The Importance of a Complete History in Veterinary Medicine
Every year continuing education seminars and journal articles provide us with more and more knowledge about more and more diseases, diagnostic procedures, and treatments.
However, within the confines of our practices we may find ourselves facing a sometimes dismaying reality: Many practices and those who work in and patronize them possess limits that may preclude the maximalist approach.
Faced with this reality, veterinarians typically take one of three approaches not unlike those taken by the attendees at the minimalist art show. Some eagerly embrace the challenge of reducing the latest information to those components that best compliment the needs and any limits of the practice, practitioners, clients, and patients. Dr. Green eagerly acknowledges the advantages of laser surgery for certain conditions, but also accepts that acquiring the equipment and proper training to use it exceeds the financial capacity of the practice at this time. Based on that awareness, she enjoys refining other skills that may offer her patients comparable benefits under similar circumstances, and compiling a list of those competent in the new technology to whom she can confidently refer her clients if her other options won’t best fill their needs.. Dr. Black finds the lack of state-of-the-art equipment in the practice where he works intolerably boring; within months, he quits and returns to academia to pursue an advanced degree. A third veterinarian, Dr. Brown, also chafes at the lack of facilities in her practice. However, unlike her colleagues, she neither sees this as a fascinating challenge nor a reason to leave; instead, she grumbles and complains about the deficits, making herself and everyone around her miserable.

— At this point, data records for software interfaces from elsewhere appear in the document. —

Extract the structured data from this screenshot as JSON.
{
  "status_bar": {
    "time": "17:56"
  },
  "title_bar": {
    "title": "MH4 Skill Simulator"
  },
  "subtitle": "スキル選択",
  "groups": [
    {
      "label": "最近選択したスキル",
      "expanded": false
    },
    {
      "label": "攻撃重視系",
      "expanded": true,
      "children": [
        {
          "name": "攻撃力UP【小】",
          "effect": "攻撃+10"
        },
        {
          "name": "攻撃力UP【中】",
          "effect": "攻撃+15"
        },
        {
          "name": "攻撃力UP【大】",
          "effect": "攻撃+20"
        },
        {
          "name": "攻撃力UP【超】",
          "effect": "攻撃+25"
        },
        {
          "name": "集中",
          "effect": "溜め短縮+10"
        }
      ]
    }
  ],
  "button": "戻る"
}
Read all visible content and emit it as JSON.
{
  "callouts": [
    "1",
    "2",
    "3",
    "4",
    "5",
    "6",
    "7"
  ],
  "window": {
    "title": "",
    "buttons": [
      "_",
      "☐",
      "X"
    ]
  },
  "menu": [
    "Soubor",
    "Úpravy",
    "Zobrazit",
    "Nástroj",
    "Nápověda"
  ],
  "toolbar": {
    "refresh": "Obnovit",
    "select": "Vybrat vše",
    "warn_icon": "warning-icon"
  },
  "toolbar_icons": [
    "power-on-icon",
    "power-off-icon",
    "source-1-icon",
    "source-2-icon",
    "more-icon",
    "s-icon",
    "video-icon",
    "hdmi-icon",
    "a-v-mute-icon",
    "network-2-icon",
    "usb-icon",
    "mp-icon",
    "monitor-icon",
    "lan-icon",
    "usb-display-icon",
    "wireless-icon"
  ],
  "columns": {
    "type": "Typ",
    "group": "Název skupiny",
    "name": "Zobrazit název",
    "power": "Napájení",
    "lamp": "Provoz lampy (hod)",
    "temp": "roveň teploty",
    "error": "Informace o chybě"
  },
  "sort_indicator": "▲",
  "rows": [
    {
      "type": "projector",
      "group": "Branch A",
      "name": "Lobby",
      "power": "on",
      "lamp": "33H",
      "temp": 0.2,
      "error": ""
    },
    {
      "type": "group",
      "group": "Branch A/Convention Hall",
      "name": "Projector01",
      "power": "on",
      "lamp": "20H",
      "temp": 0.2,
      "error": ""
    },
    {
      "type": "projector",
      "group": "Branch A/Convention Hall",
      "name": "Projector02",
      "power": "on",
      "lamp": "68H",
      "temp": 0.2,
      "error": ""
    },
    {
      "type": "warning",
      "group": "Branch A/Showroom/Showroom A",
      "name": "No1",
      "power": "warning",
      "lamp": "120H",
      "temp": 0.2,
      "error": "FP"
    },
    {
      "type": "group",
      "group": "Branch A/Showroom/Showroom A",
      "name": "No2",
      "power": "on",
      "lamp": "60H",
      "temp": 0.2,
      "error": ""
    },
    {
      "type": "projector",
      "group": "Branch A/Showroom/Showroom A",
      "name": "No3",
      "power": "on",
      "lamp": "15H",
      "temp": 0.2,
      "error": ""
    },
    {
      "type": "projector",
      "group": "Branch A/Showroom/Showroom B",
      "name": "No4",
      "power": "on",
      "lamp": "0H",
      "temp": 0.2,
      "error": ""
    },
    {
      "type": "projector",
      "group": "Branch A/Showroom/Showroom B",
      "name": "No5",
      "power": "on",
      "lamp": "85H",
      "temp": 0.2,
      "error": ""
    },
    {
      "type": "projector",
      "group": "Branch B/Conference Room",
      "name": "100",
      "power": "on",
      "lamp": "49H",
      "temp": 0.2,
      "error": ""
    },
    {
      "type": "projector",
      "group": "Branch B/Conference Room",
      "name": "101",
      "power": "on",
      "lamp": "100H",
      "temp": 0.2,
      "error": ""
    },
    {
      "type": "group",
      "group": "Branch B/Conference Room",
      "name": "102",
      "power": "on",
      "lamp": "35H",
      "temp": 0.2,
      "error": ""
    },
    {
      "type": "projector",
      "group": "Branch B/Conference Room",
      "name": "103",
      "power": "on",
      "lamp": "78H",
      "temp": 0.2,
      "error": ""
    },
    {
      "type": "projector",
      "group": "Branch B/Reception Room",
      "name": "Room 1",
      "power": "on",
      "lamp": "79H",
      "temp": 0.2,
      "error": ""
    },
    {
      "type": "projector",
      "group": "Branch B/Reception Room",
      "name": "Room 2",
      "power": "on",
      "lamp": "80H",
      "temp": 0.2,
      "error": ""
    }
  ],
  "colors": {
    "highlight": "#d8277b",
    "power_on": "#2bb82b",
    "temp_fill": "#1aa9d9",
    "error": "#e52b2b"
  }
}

Learn more about how different veterinarians approach their patients:
NB: I think it is extremely important for your veterinarian to carefully investigate the totality of your pet’s individuality. Both in a health maintenance situation and especially when there is a clinical problem. This careful inquiry into the gestalt of the disease should occur in every clinical medical situation. Careful (often lengthy) history, examination and indicated diagnostic testing are all performed by the trained veterinary homeopath.–Dr. Jeff
Please note: The information provided here is intended to supplement the recommendations of your veterinarian. Do not disregard veterinary advice or delay treatment based on information on this site. Nothing can replace a complete history and physical examination performed by your veterinarian. -Dr. Jeff